The remarkable situation we find ourselves in now has exposed the frailty of the dominant economic model to prepare for and respond to crises and shocks. The economic impact of the pandemic is more severe than people and politicians could have imagined in the beginning of the crisis. Countries are going to want to start rebuilding their economies as soon as possible, but it is yet unknown how this process will affect the ambitious climate targets and The Green New Deal. There is a risk that many countries might perceive a green recovery as a luxury good. Instead, many might prefer a fast build-up dependant on depleting even more natural resources with the aim to boost up the growth yet again. Our global challenge is to build back a more resilient, just and sustainable economy which would operate within our planetary boundaries.
People and organisations were starting to rethink their consumption patterns already before the crisis. Now, trends indicate that we are questioning what we really need and considering more thoroughly what and how we buy.. This means that old purchasing habits and consumption without consideration are no longer a given. The green and sustainable trend has been slowly gaining traction across the globe, but the forced change on consumption patterns this virus has inflicted could accelerate a change in many organisations as well as production and consumption.
In a time like this, it is especially important to pay attention to circular public procurements. With the current crisis we see that it is possible to mobilise across different governmental and societal levels to act now and make necessary changes fast. While private sector investments have crucial potential in the implementation of circular economy in practice, the public sector's purchasing power has a ground-breaking role in this process as a catalyst, which must not be underestimated. Circular public procurements are seen to have a more holistic approach in procuring goods and services, while creating markets for sustainable and circular products and services.

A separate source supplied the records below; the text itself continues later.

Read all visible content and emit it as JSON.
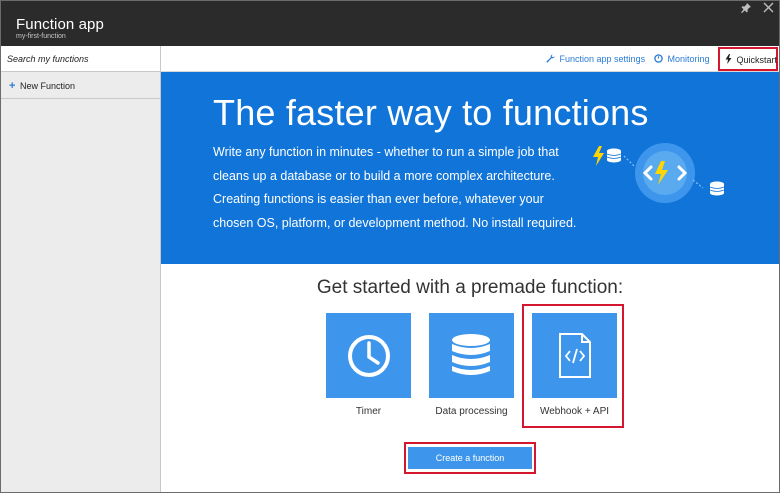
{
  "header": {
    "title": "Function app",
    "subtitle": "my-first-function"
  },
  "window_controls": [
    {
      "icon": "pin-icon"
    },
    {
      "icon": "close-icon"
    }
  ],
  "sidebar": {
    "search_placeholder": "Search my functions",
    "new_function_label": "New Function"
  },
  "topnav": {
    "settings_label": "Function app settings",
    "monitoring_label": "Monitoring",
    "quickstart_label": "Quickstart"
  },
  "hero": {
    "title": "The faster way to functions",
    "description": "Write any function in minutes - whether to run a simple job that cleans up a database or to build a more complex architecture. Creating functions is easier than ever before, whatever your chosen OS, platform, or development method. No install required."
  },
  "premade": {
    "heading": "Get started with a premade function:",
    "tiles": [
      {
        "label": "Timer",
        "icon": "clock-icon",
        "selected": false
      },
      {
        "label": "Data processing",
        "icon": "database-icon",
        "selected": false
      },
      {
        "label": "Webhook + API",
        "icon": "code-file-icon",
        "selected": true
      }
    ],
    "create_label": "Create a function"
  },
  "colors": {
    "titlebar": "#2b2b2b",
    "hero_blue": "#1074d9",
    "tile_blue": "#3e96ec",
    "link_blue": "#2a7bd6",
    "highlight_red": "#d5162f",
    "sidebar_bg": "#ececec"
  }
}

Circular economy boosted by circular public procurements might be the solution for a more sustainable economy. We see that the principles of circular economy are already being applied by many public and private organisations to cope with the current COVID-19 pandemic. We also see circular innovation in manufacturing and in supply chains (especially regarding medical equipment and supplies). Local manufacturing facilities are being refitted to build medical equipment, different ways to decontaminate N95 mask have been developed to give them a second life, and refurbishment of existing ventilators has been shifted as a priority instead of waiting in lines to purchase brand new ones. However, in many cases the procurements for these services have been made under extreme time-pressure in a situation of crisis. In these instances, the circular criteria have been left out completely.
By implementing circular public procurements, it is possible to move to a more circular economy faster by prioritizing products made from secondary raw materials, refurbished products and the use of more environmentally friendly raw materials. As a result of consistently implementing circular public procurements, a new market can be created for more circular products and services.